Enemy Sighted is the story of the world’s first integrated air defence system and how the coalition of Hurricanes and Spitfires, Fighter Command’s Operations Rooms and Sector Stations, Radar Stations, Observer Corps posts, anti-aircraft gun and searchlight batteries, and balloon barrages, stood resolutely in the way of Operation Seelöwe, Hitler’s plan for invading Britain in the Summer of 1940.
Dilip Amin provides a fascinating insight into their development and eventual operationalisation.
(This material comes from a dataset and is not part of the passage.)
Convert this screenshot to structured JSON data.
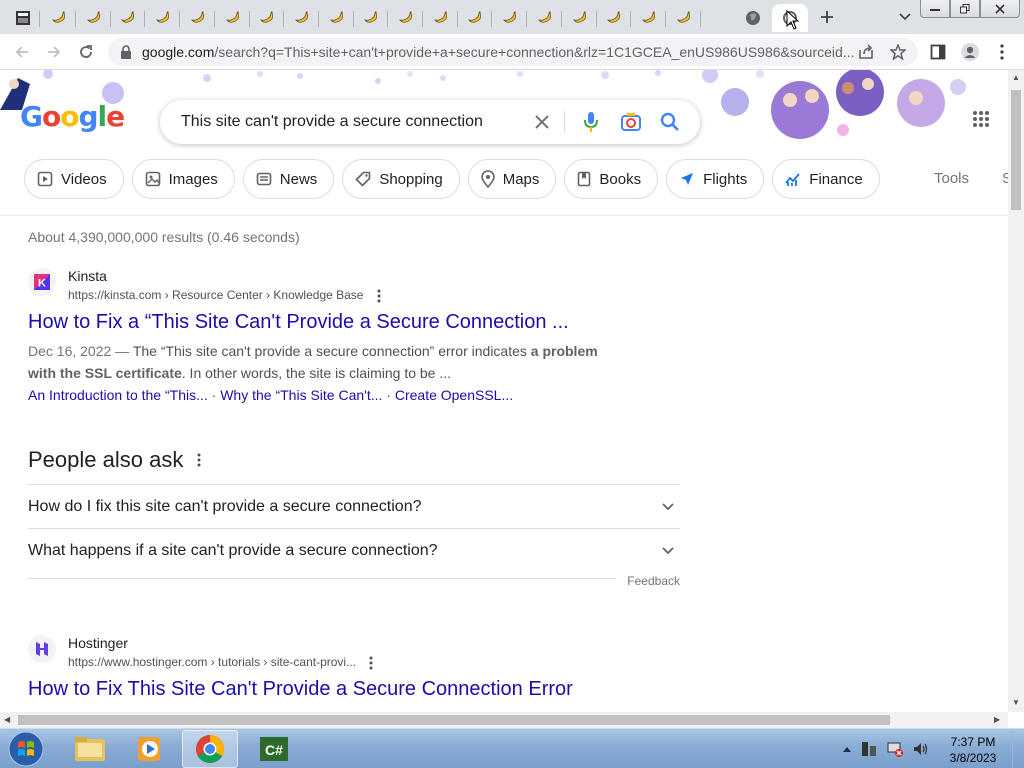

The system provided a recognised air picture, giving everyone the same information at the same time, much like computers linked through the internet do today, except, in 1939 there was no computer and there was no internet!
Fundamental to its telling is the 11 Group Operations Room, today referred to as the Battle of Britain Bunker, and the people who worked there, deep below RAF Uxbridge. It was after visiting the Bunker that Churchill first uttered the immortal words, ‘Never in the field of human conflict was so much owed by so many to so few’.
Hidden underground, with its large map table and squadron display boards, and balloon and weather states, it is preserved as it was on 15 September 1940, the date celebrated as Battle of Britain Day. Dilip Amin describes how the Bunker operated, transporting the reader back to the time of the Battle of France and the final evacuation from Dunkirk. He guides the reader through the Battle of Britain, examining in detail, the events of 15 September, as seen by those in the Bunker and the combat reports of those flying the Hurricanes and Spitfires on that tumultuous day.
Finally, the book provides an insight into how the Bunker operated to protect Britain during the Blitz; support the exploratory raid on Dieppe; shield the troops landing in Normandy; and defend against Hitler’s V1 and V2 Vengeance Weapons. Enemy Sighted provides a compelling insight into the remarkable history of a secret Operations Room, that was pivotal within a world leading air defence system, and without which, an Allied victory in the Second World War would have been far from certain.